Over 990 bids were received by the board, with 81 percent of bidders supporting a call for change.
The vote to create Maori neighborhoods now triggers a broader scrutiny of representation that will determine the future configuration of the political wing of the council. Hamilton is expected to get two Maori wards based on the city’s population.
The new quarters must remain in place for at least two terms.
Hamilton Mayor Paula Southgate started Wednesday’s meeting by asking speakers to be respectful and said the decision to consult the general public on the Maori neighborhoods issue was the right one.
“I think it’s really a really historic day,” Southgate said afterwards.
“What’s really amazing today is that it was a unanimous board decision. So in the journey of speaking to the public, [councillors] we have come to a better understanding and we have been able to be totally united in our opinion that Maori have a place at our table.
As of 2018, Maori interests have been represented on the city council by five Maangai Maori who have full voting rights at the committee level but do not sit on the full council.

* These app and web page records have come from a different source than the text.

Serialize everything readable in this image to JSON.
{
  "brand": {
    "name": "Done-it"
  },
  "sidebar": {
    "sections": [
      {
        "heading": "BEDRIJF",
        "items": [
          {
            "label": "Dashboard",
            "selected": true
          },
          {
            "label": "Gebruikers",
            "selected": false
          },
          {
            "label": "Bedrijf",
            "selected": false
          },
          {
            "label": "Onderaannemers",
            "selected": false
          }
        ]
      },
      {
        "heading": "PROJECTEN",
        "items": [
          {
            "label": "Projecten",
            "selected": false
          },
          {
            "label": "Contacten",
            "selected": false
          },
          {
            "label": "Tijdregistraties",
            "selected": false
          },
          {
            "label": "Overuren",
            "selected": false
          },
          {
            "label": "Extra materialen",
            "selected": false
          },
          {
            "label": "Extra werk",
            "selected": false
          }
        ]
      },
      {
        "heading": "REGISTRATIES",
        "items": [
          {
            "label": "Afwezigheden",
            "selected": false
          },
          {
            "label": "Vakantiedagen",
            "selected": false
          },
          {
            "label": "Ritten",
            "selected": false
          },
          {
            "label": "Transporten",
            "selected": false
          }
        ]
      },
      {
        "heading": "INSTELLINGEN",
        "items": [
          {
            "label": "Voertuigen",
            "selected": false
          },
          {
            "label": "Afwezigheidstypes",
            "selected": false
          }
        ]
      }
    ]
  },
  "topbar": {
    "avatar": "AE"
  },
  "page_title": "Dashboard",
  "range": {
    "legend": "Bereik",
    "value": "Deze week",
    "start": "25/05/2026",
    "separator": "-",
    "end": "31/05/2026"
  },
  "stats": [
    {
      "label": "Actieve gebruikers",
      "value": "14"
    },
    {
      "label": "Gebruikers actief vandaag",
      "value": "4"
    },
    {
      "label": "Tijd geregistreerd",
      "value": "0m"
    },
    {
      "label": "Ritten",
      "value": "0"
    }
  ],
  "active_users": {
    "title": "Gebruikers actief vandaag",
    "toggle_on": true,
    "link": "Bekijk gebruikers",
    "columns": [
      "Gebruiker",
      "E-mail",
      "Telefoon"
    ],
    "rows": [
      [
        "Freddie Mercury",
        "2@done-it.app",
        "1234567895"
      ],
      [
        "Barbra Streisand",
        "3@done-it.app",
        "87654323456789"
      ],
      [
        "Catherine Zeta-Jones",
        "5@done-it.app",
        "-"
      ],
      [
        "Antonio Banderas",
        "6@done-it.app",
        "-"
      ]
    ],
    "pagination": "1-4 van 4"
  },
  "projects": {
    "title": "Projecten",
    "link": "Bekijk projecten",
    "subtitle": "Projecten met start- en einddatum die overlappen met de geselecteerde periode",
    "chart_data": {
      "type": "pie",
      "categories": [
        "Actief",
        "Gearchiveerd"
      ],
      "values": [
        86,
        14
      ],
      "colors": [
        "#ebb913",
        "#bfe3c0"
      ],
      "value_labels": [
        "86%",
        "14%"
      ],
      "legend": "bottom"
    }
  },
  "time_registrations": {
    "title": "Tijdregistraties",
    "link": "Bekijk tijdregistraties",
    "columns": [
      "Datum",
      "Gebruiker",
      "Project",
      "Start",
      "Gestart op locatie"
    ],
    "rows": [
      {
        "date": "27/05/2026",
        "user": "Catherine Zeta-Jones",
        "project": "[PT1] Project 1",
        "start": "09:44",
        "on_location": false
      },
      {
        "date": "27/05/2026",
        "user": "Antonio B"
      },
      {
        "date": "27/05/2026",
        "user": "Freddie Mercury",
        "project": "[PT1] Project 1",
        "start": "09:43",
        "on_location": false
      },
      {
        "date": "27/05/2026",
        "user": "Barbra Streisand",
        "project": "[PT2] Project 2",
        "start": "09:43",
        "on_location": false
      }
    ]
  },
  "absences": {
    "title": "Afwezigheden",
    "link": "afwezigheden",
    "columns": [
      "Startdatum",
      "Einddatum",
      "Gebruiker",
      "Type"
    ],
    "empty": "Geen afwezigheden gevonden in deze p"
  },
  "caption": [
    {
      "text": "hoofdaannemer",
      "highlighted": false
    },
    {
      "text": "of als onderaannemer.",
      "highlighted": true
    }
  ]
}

The nominees are chosen by Waikato-Tainui and the Maori Urban Authority Te Rūnanga o Kirikiriroa.
Waikato-Tainui Te Arataura President Linda Te Aho was in the boardroom to watch the vote and described it as a momentous occasion.
“The next step is for Maori to mobilize, come forward and get involved in local government. We didn’t see ourselves reflected, so we didn’t go to the polls, ”Te Aho said.
“For so long, we felt so disconnected, and that’s why we didn’t participate. Now we will.
Ngira Simmonds, also speaking on behalf of Waikato-Tainui, said the message from the Kīngitanga is that the Waikato iwi are ready to take a seat at the council table.
“No one will be hurt when passing Maori quarters. There is nothing to fear here, there is only good for all of us, ”said Simmonds.
“We are not looking to take anything away from you, we are not looking to usurp your mana but rather to stay with you.”
Hamilton Deputy Mayor Geoff Taylor, who previously expressed concern over the tight deadline for public consultation, said Maori neighborhoods would provide better representation for tangata whenua.
A lingering concern, however, is that creating separate neighborhoods for Maori could send the message that they cannot compete on their own merit.
“With Maori quarters within local government, there is nothing new, they have been around for 20 years. Again, did they really advance the cause? They were hardly revolutionary, ”Taylor said.
“I want something more, but I say this as a Pākehā who didn’t have to wait like you.”
Councilor Maxine van Oosten said community engagement in Maori neighborhoods gave the council clear direction. Voting takes place in a context of ongoing social change focused on building tolerance and awareness of one another.
“For those who are afraid of a backlash, this has not happened,” said van Oosten. “It is because we have awakened to a better understanding of our past.”
About half a dozen members of the public showed up at the council to protest the Maori neighborhoods. Some entered the debating hall with placards in hand, but few remained for the final vote.
Submission author Brian Burne attempted to deliver a belligerent speech but was upset by his lack of reading glasses. His chatter ended with one question.
“We should have an Indian room, a bloody Chinese room … why do Maori get a room when we are all one?”